This is the sort of hat I knit late at night when I can’t think of a pattern that I really want to knit and I know I have enough of the yarn to knit a full hat. There’s about 3 inches of ribbing and then the hat is knit around and around until I am ready for the decreases, and then work a series of rounds of knit two together around interspersed with plain rounds to decrease quickly. The ribbing is deep enough to hold the hat firmly in place, but the hat is also very large size (almost 24 inches around) so it will fit loosely.
Super bulky cashmere yarn recycled from a sweater- I combined multiple strands together using a ball winder. The thicker yarn makes this hat warm, but also has the benefit of hiding the small knots- cashmere likes to break easily as it is unraveled- especially when you accidentally cut it! Winding multiple strands together makes it so that if a knot comes undone the whole hat doesn’t unravel.
The dark blue is leftover wool/acrylic from another hat- I love how fluffy it made the pompom!
PS- I long ago gave up making pom poms with cardboard/wrapping them about me fingers- which is always a disaster and involves lots of trimming. I use a pom pom maker with latches- mine looks like these which you can find on eBay for about $5. They work well enough if you only need to occasionally make pom poms, but are not as sturdy as the Clover ones (the latches on mine tend to fall off).
I knit this hat in wool tapestry yarn I found at the thrift store. The yarn worsted weight yarn more suitable for outerwear than next to the skin, but that will make the hat quite sturdy and warm. I used the last bits of several skeins left over from other projects to add pops of color and stripes to this hat. Just a few rounds of color work here and there really make the pattern pop, and nothing is more than a repeat of four stitches around. The top of the hat incorporates a tiny bit every curlicue yarn as I ran out of wool yarn for the top. As usual a decreased for the top quickly over just a few rounds to finish off the hat.
I knit this hat in wool tapestry yarn I found out the thrift store. I worked a 2 x 2 corrugated ribbing for about an inch and a half before making up the tree pattern as they went along (I planned it so the trees would be a multiple of eight stitches). from there, I made up the pattern. As I went along, letting the amount of yarn I had left dictate the motifs I used. the hat is quite large – close to 24 inches around, so good for someone with lots of hair or dreads.

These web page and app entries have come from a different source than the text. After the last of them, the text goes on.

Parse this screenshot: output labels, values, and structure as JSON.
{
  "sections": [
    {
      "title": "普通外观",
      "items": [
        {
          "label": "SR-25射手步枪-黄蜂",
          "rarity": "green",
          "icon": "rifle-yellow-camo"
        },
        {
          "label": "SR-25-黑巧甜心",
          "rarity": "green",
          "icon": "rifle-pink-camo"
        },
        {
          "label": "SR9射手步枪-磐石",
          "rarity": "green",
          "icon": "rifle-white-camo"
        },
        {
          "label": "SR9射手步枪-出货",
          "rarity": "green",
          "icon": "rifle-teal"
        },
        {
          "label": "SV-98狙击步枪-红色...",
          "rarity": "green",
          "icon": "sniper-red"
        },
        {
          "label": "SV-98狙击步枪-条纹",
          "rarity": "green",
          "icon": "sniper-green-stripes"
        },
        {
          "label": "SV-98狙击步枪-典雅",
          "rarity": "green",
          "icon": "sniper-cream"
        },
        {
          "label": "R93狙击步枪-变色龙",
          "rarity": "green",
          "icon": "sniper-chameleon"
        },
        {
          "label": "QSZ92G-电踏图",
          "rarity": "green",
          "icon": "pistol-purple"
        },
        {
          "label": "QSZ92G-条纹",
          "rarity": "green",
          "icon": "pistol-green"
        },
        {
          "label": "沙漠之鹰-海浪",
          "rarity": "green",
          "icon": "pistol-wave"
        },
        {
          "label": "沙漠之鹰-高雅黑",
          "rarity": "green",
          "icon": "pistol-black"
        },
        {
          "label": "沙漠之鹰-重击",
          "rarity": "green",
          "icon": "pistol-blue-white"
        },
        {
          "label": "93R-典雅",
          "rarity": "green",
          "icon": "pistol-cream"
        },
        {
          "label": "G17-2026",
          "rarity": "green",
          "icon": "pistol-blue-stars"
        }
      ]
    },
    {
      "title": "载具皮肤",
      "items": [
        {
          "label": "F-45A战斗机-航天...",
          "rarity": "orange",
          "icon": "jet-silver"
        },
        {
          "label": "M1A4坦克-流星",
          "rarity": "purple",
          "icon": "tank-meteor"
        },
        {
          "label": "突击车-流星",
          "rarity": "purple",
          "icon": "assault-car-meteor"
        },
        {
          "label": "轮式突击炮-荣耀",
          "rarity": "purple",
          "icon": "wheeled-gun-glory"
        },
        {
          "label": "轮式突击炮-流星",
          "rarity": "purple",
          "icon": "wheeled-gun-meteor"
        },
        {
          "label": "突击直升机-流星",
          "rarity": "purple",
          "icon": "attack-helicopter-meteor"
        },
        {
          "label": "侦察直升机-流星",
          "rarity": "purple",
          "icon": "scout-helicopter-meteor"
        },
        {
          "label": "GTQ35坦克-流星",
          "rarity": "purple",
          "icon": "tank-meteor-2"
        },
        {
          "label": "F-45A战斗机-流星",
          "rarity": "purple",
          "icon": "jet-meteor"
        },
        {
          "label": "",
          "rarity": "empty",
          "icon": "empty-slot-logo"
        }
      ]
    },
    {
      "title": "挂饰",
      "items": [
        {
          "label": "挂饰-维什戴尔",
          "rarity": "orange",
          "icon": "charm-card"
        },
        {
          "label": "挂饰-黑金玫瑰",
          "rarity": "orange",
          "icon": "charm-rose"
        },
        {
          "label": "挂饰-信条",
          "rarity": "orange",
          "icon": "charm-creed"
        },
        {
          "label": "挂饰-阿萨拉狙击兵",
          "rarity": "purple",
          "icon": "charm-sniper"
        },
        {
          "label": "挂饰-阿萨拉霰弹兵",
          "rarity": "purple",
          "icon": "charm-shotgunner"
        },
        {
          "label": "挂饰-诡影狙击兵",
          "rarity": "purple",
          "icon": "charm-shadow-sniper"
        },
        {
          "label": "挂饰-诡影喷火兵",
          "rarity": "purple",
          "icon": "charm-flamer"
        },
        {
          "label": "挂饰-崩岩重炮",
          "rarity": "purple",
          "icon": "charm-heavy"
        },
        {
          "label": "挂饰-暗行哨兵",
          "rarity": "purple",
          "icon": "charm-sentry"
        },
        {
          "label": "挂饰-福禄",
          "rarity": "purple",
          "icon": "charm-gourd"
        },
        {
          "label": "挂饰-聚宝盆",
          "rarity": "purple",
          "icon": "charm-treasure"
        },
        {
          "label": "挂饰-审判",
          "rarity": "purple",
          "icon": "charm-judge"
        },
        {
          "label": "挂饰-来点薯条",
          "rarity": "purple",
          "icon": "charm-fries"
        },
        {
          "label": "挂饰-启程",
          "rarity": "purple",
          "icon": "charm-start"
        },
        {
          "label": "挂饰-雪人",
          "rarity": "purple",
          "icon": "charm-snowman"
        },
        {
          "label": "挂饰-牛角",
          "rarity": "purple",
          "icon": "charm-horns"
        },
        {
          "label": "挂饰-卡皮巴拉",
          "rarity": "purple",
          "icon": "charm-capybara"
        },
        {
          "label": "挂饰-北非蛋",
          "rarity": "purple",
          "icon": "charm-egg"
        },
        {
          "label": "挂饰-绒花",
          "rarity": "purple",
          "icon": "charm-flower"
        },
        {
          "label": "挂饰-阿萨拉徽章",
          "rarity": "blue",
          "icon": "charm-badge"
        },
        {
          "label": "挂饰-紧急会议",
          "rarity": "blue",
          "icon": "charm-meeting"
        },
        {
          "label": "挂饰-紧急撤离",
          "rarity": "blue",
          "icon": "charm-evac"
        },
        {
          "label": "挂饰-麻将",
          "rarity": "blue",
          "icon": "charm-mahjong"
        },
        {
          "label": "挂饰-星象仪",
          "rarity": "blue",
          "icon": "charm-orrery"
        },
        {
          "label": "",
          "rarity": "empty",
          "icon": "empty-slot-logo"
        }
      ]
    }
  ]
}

Since it’s a 100% wool yarn hat it is quite warm and will absorb quite a bit of moisture, making it suitable for wearing and light rain. the top of the hat uses my normal decreases, decreasing very quickly over just a few rounds to finish off the hat. I worked a single crochet stitch along the bottom 10 added tiny pop of color, and use up the leftover bit of green yarn that I had left. The result is a very retro inspired hat with plenty of quirk.
Knit in Cascade 220 Superwash, this is a simple 2×2 ribbed hat knit until I couldn’t stand to knit any more ribbing. The hem is long enough to fold up several inches, perfect for a winter hat.
It takes almost a full skein of Cascade 220 to knit a ribbed hat that fits fairly loosely (8-16 stitches more than you would use for st st, to help keep it loose enough that it doesn’t pull in over your glasses!) and has a deep fold up hem.